“If we are to achieve an urban
renaissance,” Ehrenhalt began, quoting urban historian Donald Olsen, “it is the
19th century city that will be
Dr. Ehrenhalt wasn’t proselytizing,
wasn’t predicting, and wasn’t advising. He came to the Burchfield-Penny and
merely reported his observations: American cities are changing, and they are
reversing the patterns of the last 50-years of exodus from urban residential areas.
It is a movement on the part of the
millennials, or most current adult generation born in the 1980s and 90s, and on the part of
retired baby boomers. It is a movement of wealth and creativity back to cities,
pushing both the lower and middle class to the inner and outer suburbs. It is a
movement driven by gentrification and development, and though Mr. Ehrenhalt's research focused on larger cities like Chicago and New York, it is a movement that is
occurring here in Buffalo.
Throughout the country, young people are moving back to cities,
bringing with them art and activism vibrancy that is lacking in suburban communities.
Following them are the wealthy retirees moving into areas that are suddenly
cleaner, crimeless, and in the first step of being gentrified.
Here in Buffalo, the artistic and preservation communities orchestrated the revivals
of Allentown and Elmwood. Today, many of the properties that once were bombed
out, empty shells of their former glory, are beautiful homes that are selling
in the hundreds of thousands.
Talk to anyone in real estate and they’ll tell you how
just 15 years ago you wouldn’t want to live west of Elmwood, and how in just
the last 10 that border moved to Richmond. Today it seems that people have
pushed that threshold all the way to Grant and beyond.
Similarly, Linwood was a ghost street just in recent
memory. Today it’s one of the most beautiful streets in the city, replacing a
lane of traffic with bike lanes to make it incredibly inviting as a residential
neighborhood. As this process progresses, it will inevitably do the once unthinkable: cross Main Street.
Linwood's new bike lanes
What happens 20 years from now? If Mr. Ehrenhalt is correct,
then Buffalo’s gentrification will continue to push lower-income families out
of the city into the inner and outer suburbs. He predicts that the suburbs will
be the landing spot for immigrant and refugee communities, communities that
today are part of the West Side revitalization process.
Essentially, what he described is a return to more
classic city principles, principles that continue to define European cities. Paris, which
did not develop around industry or manufacturing like most American cities, has

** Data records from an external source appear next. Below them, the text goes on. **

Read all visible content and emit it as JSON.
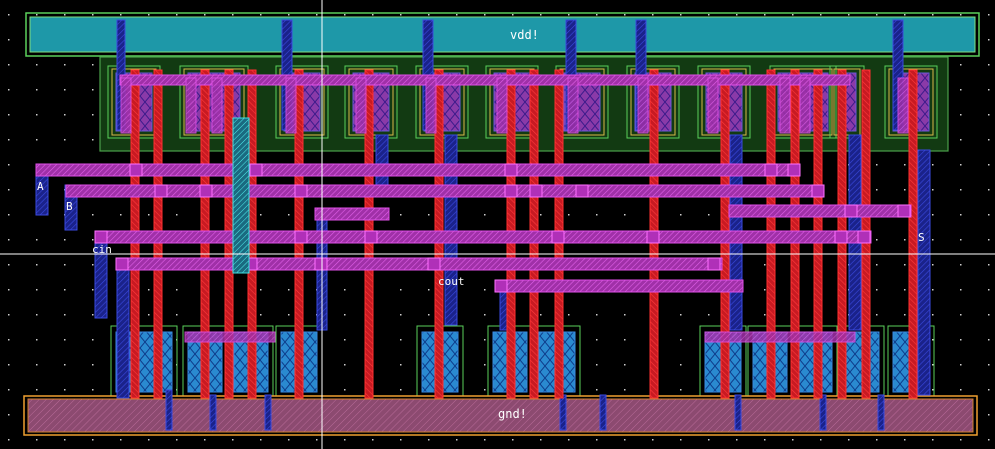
{
  "window": {
    "background": "#000000"
  },
  "rails": {
    "power": {
      "net": "vdd!",
      "fill": "#1e98a8",
      "stroke": "#7fe07f"
    },
    "ground": {
      "net": "gnd!",
      "fill": "#9a4f78",
      "stroke": "#f0a030"
    }
  },
  "nets": {
    "a": "A",
    "b": "B",
    "cin": "cin",
    "cout": "cout",
    "s": "S"
  },
  "layers": {
    "nwell": "#4a9a4a",
    "active_outline": "#d9b84a",
    "poly": "#e0202a",
    "metal1": "#c23cc8",
    "metal2": "#2030c8",
    "diffusion": "#2a9ad8",
    "via": "#40e0e0"
  }
}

long since had a wealthy core surrounded by impoverished communities. The banlieues around that city erupted in violence in the past, and are often
plagued by health and safety issues.
Mr. Erhenhalt tried to stay positive about this transition,
noting that some suburbs are attempting to recreate urban, pedestrian friendly lifestyles
in their communities. In many cases, this is happening regardless of whether
local governments support it, as with Gwinnett County outside of Atlanta, where
immigrants bring life back to grayfields (abandoned strip mall plazas) and are
walking in areas that were only ever designed with cars in mind.
Still, many of these suburbs are slow to adapt, and are unreceptive to this intrusion to their communities, which often occur at the expense of property values. Most importantly, for residential neighborhoods, it is difficult to transition to meet the needs of communities accustomed to the mixed-use nature of urban lifestyles. Ehrenhalt said the easiest fix was changing zoning code to reflect these needs, something Buffalo is doing with the new Green Code.
Near the end of the presentation, an audience member asked what Mr. Ehrenhalt thought should be done about these issues of poverty being pushed to the suburbs. He thought for a moment, then replied, "I can't predict the future, so I can't tell you what should be done, if anything. All I can talk about is what is happening, and why."
While that is all fine and well for Mr. Ehrenhalt, it is important for Buffalo to look at these trends playing out around the country and in our city, and begin planning to address the needs of a more regionalized populace in the coming years. Already the Green Code addresses some of these needs, but soon the lack of mass transit will be an incredibly large issue to overcome.
For right now, however, we should take pride in a city that is well on its way to recovering from the century of suburbanization. Buffalo is filled with a vibrancy that it hasn't had in decades, and those of us here now are the biggest beneficiaries.